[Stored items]
____

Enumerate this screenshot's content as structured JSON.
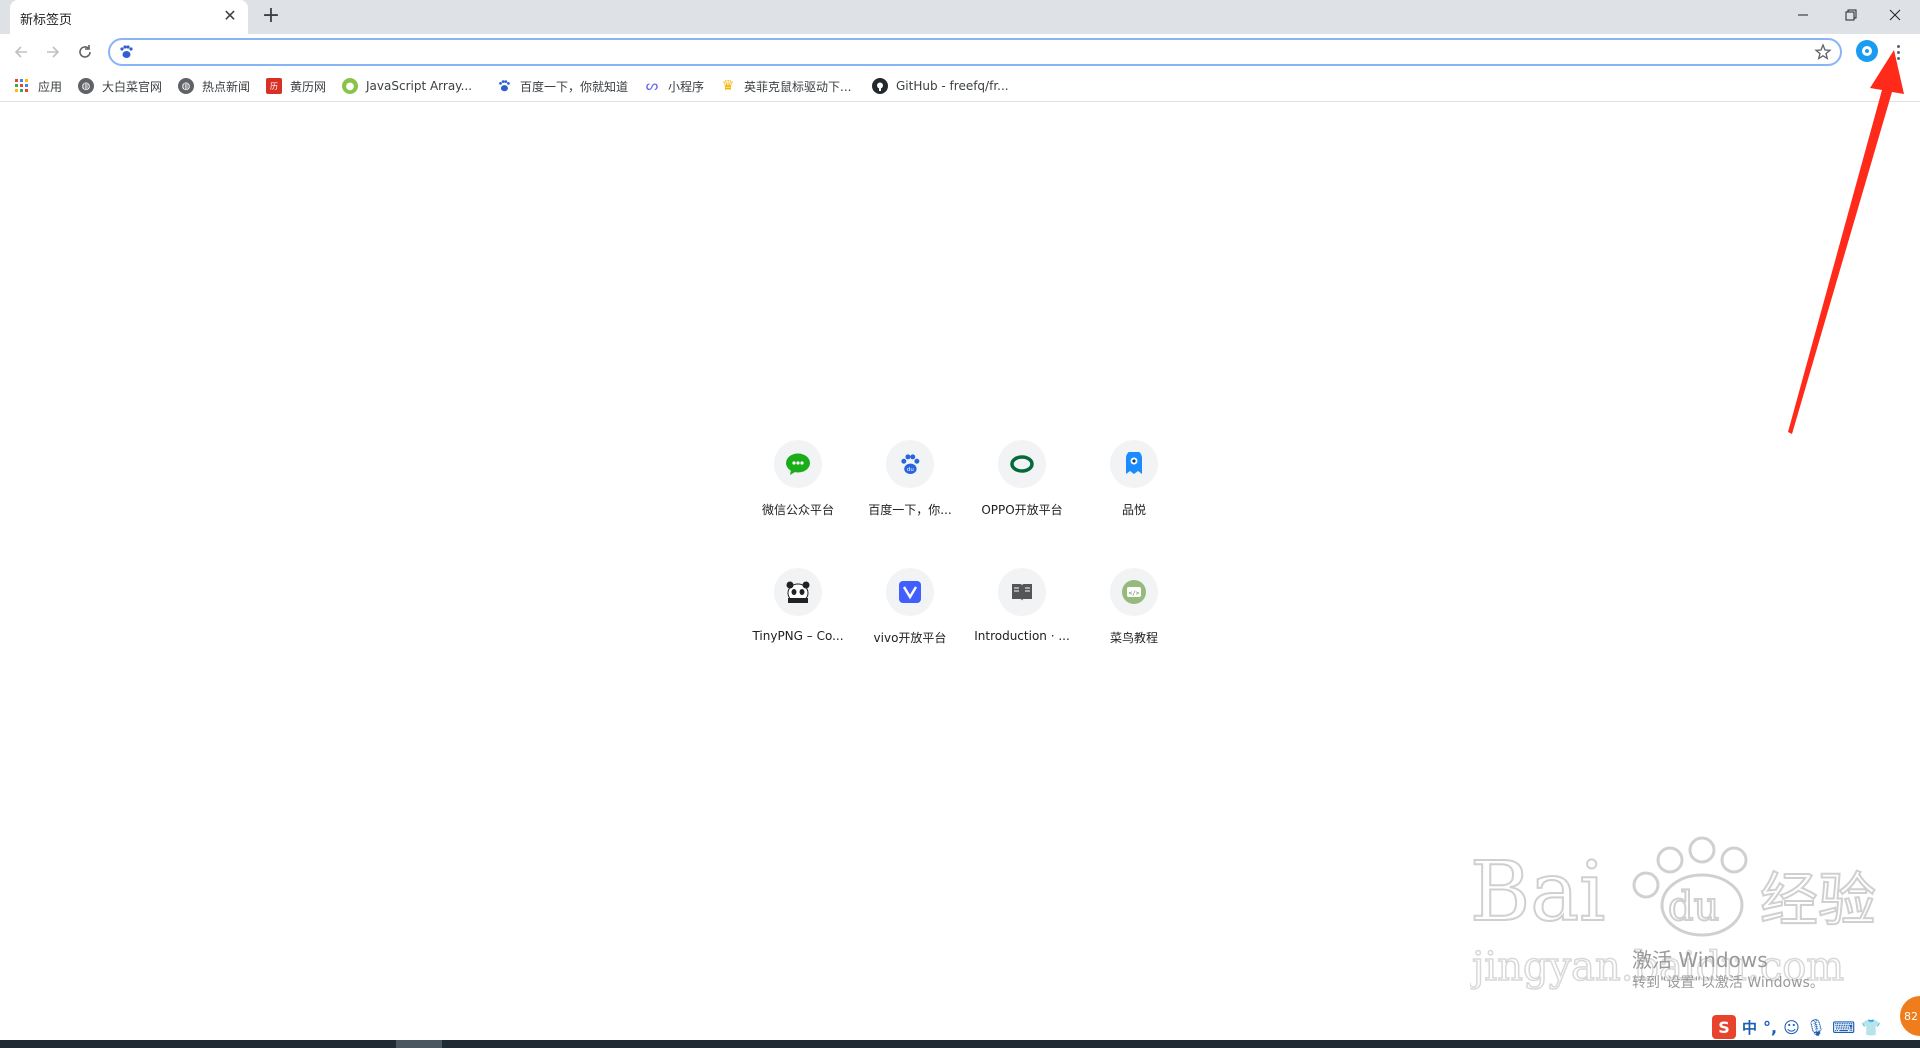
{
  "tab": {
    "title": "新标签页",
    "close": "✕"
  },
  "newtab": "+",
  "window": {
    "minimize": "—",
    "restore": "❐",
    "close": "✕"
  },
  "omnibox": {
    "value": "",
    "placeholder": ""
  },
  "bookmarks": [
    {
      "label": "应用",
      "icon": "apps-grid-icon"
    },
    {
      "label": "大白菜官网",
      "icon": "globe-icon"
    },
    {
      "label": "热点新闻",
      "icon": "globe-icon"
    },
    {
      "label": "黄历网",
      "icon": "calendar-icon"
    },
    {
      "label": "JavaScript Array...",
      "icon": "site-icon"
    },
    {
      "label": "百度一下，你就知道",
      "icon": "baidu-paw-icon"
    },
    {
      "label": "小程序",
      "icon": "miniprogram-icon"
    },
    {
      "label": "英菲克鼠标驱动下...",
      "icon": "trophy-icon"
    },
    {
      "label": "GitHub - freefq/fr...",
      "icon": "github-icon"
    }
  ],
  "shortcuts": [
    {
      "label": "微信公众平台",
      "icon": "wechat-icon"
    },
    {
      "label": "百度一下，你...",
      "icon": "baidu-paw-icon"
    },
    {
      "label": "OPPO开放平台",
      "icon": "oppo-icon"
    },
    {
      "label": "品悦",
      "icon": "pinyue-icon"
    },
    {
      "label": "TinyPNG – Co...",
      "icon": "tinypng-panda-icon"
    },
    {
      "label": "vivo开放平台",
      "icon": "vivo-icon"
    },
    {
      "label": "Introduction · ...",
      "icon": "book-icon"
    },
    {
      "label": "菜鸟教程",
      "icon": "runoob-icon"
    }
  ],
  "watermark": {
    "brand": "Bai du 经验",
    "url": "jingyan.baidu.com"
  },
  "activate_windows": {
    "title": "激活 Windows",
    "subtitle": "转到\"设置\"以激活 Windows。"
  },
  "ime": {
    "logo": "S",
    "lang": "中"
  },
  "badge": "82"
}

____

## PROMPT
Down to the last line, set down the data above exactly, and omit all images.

## ANSWER SECTION
Enumerate this screenshot's content as structured JSON.
{
  "tab": {
    "title": "新标签页",
    "close": "✕"
  },
  "newtab": "+",
  "window": {
    "minimize": "—",
    "restore": "❐",
    "close": "✕"
  },
  "omnibox": {
    "value": "",
    "placeholder": ""
  },
  "bookmarks": [
    {
      "label": "应用",
      "icon": "apps-grid-icon"
    },
    {
      "label": "大白菜官网",
      "icon": "globe-icon"
    },
    {
      "label": "热点新闻",
      "icon": "globe-icon"
    },
    {
      "label": "黄历网",
      "icon": "calendar-icon"
    },
    {
      "label": "JavaScript Array...",
      "icon": "site-icon"
    },
    {
      "label": "百度一下，你就知道",
      "icon": "baidu-paw-icon"
    },
    {
      "label": "小程序",
      "icon": "miniprogram-icon"
    },
    {
      "label": "英菲克鼠标驱动下...",
      "icon": "trophy-icon"
    },
    {
      "label": "GitHub - freefq/fr...",
      "icon": "github-icon"
    }
  ],
  "shortcuts": [
    {
      "label": "微信公众平台",
      "icon": "wechat-icon"
    },
    {
      "label": "百度一下，你...",
      "icon": "baidu-paw-icon"
    },
    {
      "label": "OPPO开放平台",
      "icon": "oppo-icon"
    },
    {
      "label": "品悦",
      "icon": "pinyue-icon"
    },
    {
      "label": "TinyPNG – Co...",
      "icon": "tinypng-panda-icon"
    },
    {
      "label": "vivo开放平台",
      "icon": "vivo-icon"
    },
    {
      "label": "Introduction · ...",
      "icon": "book-icon"
    },
    {
      "label": "菜鸟教程",
      "icon": "runoob-icon"
    }
  ],
  "watermark": {
    "brand": "Bai du 经验",
    "url": "jingyan.baidu.com"
  },
  "activate_windows": {
    "title": "激活 Windows",
    "subtitle": "转到\"设置\"以激活 Windows。"
  },
  "ime": {
    "logo": "S",
    "lang": "中"
  },
  "badge": "82"
}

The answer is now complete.